> _Instructions for the task_
Restate the data exactly as given and keep the pictures out.
====== Data listing ======
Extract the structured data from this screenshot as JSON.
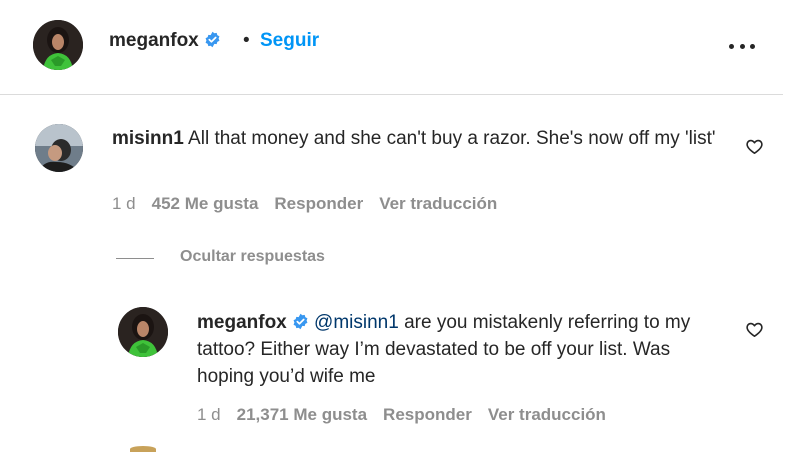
{
  "post_header": {
    "username": "meganfox",
    "separator": "•",
    "follow_label": "Seguir"
  },
  "comments": [
    {
      "username": "misinn1",
      "text": "All that money and she can't buy a razor. She's now off my 'list'",
      "time": "1 d",
      "likes": "452 Me gusta",
      "reply_label": "Responder",
      "translate_label": "Ver traducción"
    }
  ],
  "replies_toggle": "Ocultar respuestas",
  "replies": [
    {
      "username": "meganfox",
      "mention": "@misinn1",
      "text": " are you mistakenly referring to my tattoo? Either way I’m devastated to be off your list. Was hoping you’d wife me",
      "time": "1 d",
      "likes": "21,371 Me gusta",
      "reply_label": "Responder",
      "translate_label": "Ver traducción"
    }
  ],
  "colors": {
    "accent": "#0095f6",
    "mention": "#00376b",
    "verified": "#3897f0",
    "muted": "#8e8e8e"
  },
  "icons": [
    "verified-badge-icon",
    "more-options-icon",
    "heart-icon"
  ]
}
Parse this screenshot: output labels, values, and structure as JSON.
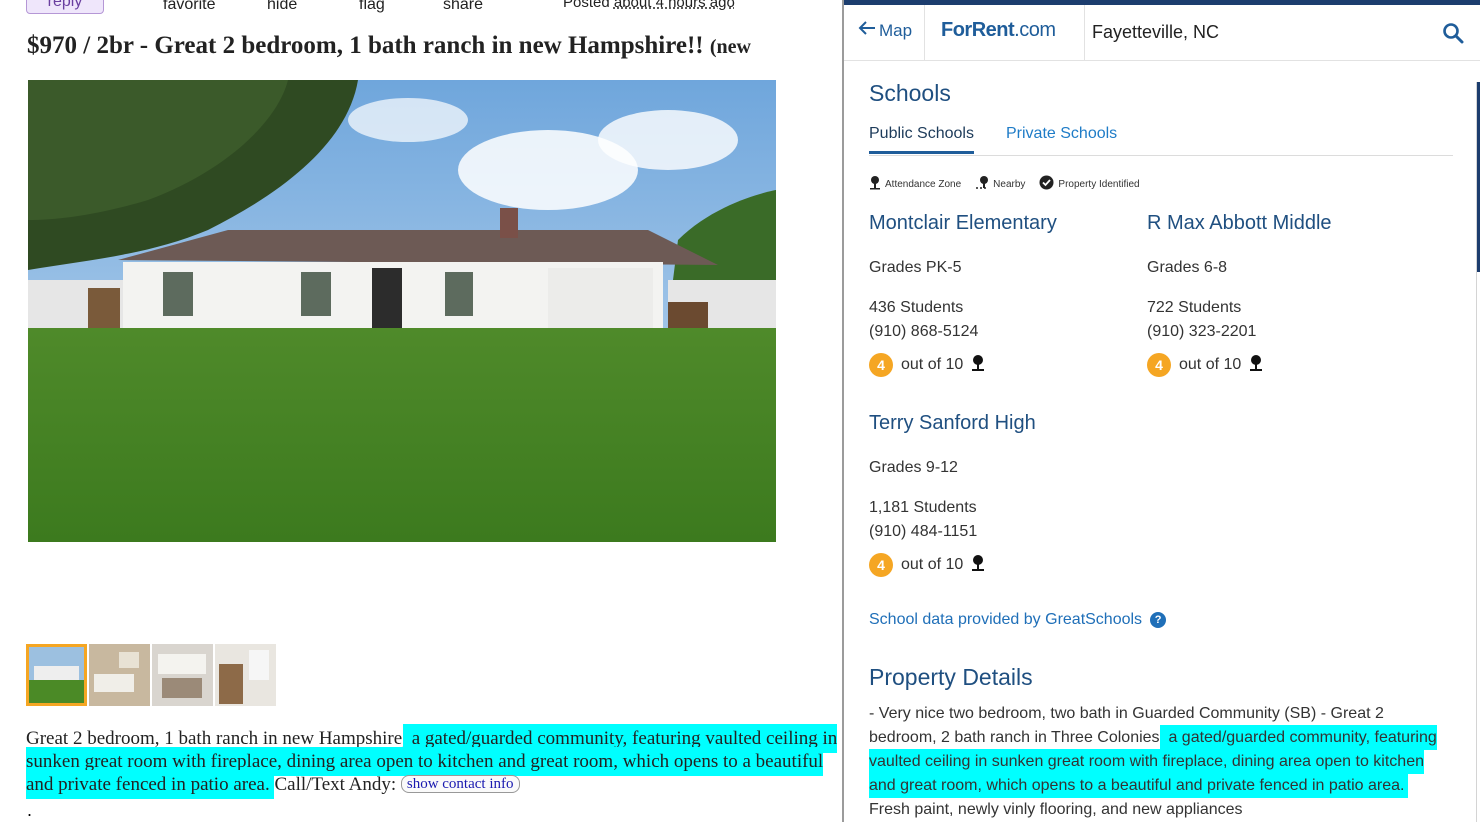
{
  "craigslist": {
    "reply_label": "reply",
    "actions": [
      "favorite",
      "hide",
      "flag",
      "share"
    ],
    "posted_prefix": "Posted",
    "posted_ago": "about 4 hours ago",
    "title": "$970 / 2br - Great 2 bedroom, 1 bath ranch in new Hampshire!!",
    "title_location": "(new",
    "body_plain": "Great 2 bedroom, 1 bath ranch in new Hampshire,",
    "body_highlight": " a gated/guarded community, featuring vaulted ceiling in sunken great room with fireplace, dining area open to kitchen and great room, which opens to a beautiful and private fenced in patio area.",
    "body_after": " Call/Text Andy:",
    "contact_button": "show contact info",
    "trailing": "."
  },
  "forrent": {
    "back_label": "Map",
    "logo_main": "ForRent",
    "logo_suffix": ".com",
    "search_value": "Fayetteville, NC",
    "schools_heading": "Schools",
    "tabs": [
      "Public Schools",
      "Private Schools"
    ],
    "legend": [
      "Attendance Zone",
      "Nearby",
      "Property Identified"
    ],
    "out_of_label": "out of 10",
    "schools": [
      {
        "name": "Montclair Elementary",
        "grades": "Grades PK-5",
        "students": "436 Students",
        "phone": "(910) 868-5124",
        "rating": "4"
      },
      {
        "name": "R Max Abbott Middle",
        "grades": "Grades 6-8",
        "students": "722 Students",
        "phone": "(910) 323-2201",
        "rating": "4"
      },
      {
        "name": "Terry Sanford High",
        "grades": "Grades 9-12",
        "students": "1,181 Students",
        "phone": "(910) 484-1151",
        "rating": "4"
      }
    ],
    "greatschools_link": "School data provided by GreatSchools",
    "property_heading": "Property Details",
    "desc_plain": "- Very nice two bedroom, two bath in Guarded Community (SB) - Great 2 bedroom, 2 bath ranch in Three Colonies,",
    "desc_highlight": " a gated/guarded community, featuring vaulted ceiling in sunken great room with fireplace, dining area open to kitchen and great room, which opens to a beautiful and private fenced in patio area.",
    "desc_after": "Fresh paint, newly vinly flooring, and new appliances"
  },
  "colors": {
    "highlight": "#00ffff",
    "brand_blue": "#1f5d9a",
    "rating_orange": "#f5a623"
  }
}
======
> _Solution_
Extract the structured data from this screenshot as JSON.
{
  "post_header": {
    "username": "meganfox",
    "separator": "•",
    "follow_label": "Seguir"
  },
  "comments": [
    {
      "username": "misinn1",
      "text": "All that money and she can't buy a razor. She's now off my 'list'",
      "time": "1 d",
      "likes": "452 Me gusta",
      "reply_label": "Responder",
      "translate_label": "Ver traducción"
    }
  ],
  "replies_toggle": "Ocultar respuestas",
  "replies": [
    {
      "username": "meganfox",
      "mention": "@misinn1",
      "text": " are you mistakenly referring to my tattoo? Either way I’m devastated to be off your list. Was hoping you’d wife me",
      "time": "1 d",
      "likes": "21,371 Me gusta",
      "reply_label": "Responder",
      "translate_label": "Ver traducción"
    }
  ],
  "colors": {
    "accent": "#0095f6",
    "mention": "#00376b",
    "verified": "#3897f0",
    "muted": "#8e8e8e"
  },
  "icons": [
    "verified-badge-icon",
    "more-options-icon",
    "heart-icon"
  ]
}
Parse this screenshot: output labels, values, and structure as JSON.
{
  "craigslist": {
    "reply_label": "reply",
    "actions": [
      "favorite",
      "hide",
      "flag",
      "share"
    ],
    "posted_prefix": "Posted",
    "posted_ago": "about 4 hours ago",
    "title": "$970 / 2br - Great 2 bedroom, 1 bath ranch in new Hampshire!!",
    "title_location": "(new",
    "body_plain": "Great 2 bedroom, 1 bath ranch in new Hampshire,",
    "body_highlight": " a gated/guarded community, featuring vaulted ceiling in sunken great room with fireplace, dining area open to kitchen and great room, which opens to a beautiful and private fenced in patio area.",
    "body_after": " Call/Text Andy:",
    "contact_button": "show contact info",
    "trailing": "."
  },
  "forrent": {
    "back_label": "Map",
    "logo_main": "ForRent",
    "logo_suffix": ".com",
    "search_value": "Fayetteville, NC",
    "schools_heading": "Schools",
    "tabs": [
      "Public Schools",
      "Private Schools"
    ],
    "legend": [
      "Attendance Zone",
      "Nearby",
      "Property Identified"
    ],
    "out_of_label": "out of 10",
    "schools": [
      {
        "name": "Montclair Elementary",
        "grades": "Grades PK-5",
        "students": "436 Students",
        "phone": "(910) 868-5124",
        "rating": "4"
      },
      {
        "name": "R Max Abbott Middle",
        "grades": "Grades 6-8",
        "students": "722 Students",
        "phone": "(910) 323-2201",
        "rating": "4"
      },
      {
        "name": "Terry Sanford High",
        "grades": "Grades 9-12",
        "students": "1,181 Students",
        "phone": "(910) 484-1151",
        "rating": "4"
      }
    ],
    "greatschools_link": "School data provided by GreatSchools",
    "property_heading": "Property Details",
    "desc_plain": "- Very nice two bedroom, two bath in Guarded Community (SB) - Great 2 bedroom, 2 bath ranch in Three Colonies,",
    "desc_highlight": " a gated/guarded community, featuring vaulted ceiling in sunken great room with fireplace, dining area open to kitchen and great room, which opens to a beautiful and private fenced in patio area.",
    "desc_after": "Fresh paint, newly vinly flooring, and new appliances"
  },
  "colors": {
    "highlight": "#00ffff",
    "brand_blue": "#1f5d9a",
    "rating_orange": "#f5a623"
  }
}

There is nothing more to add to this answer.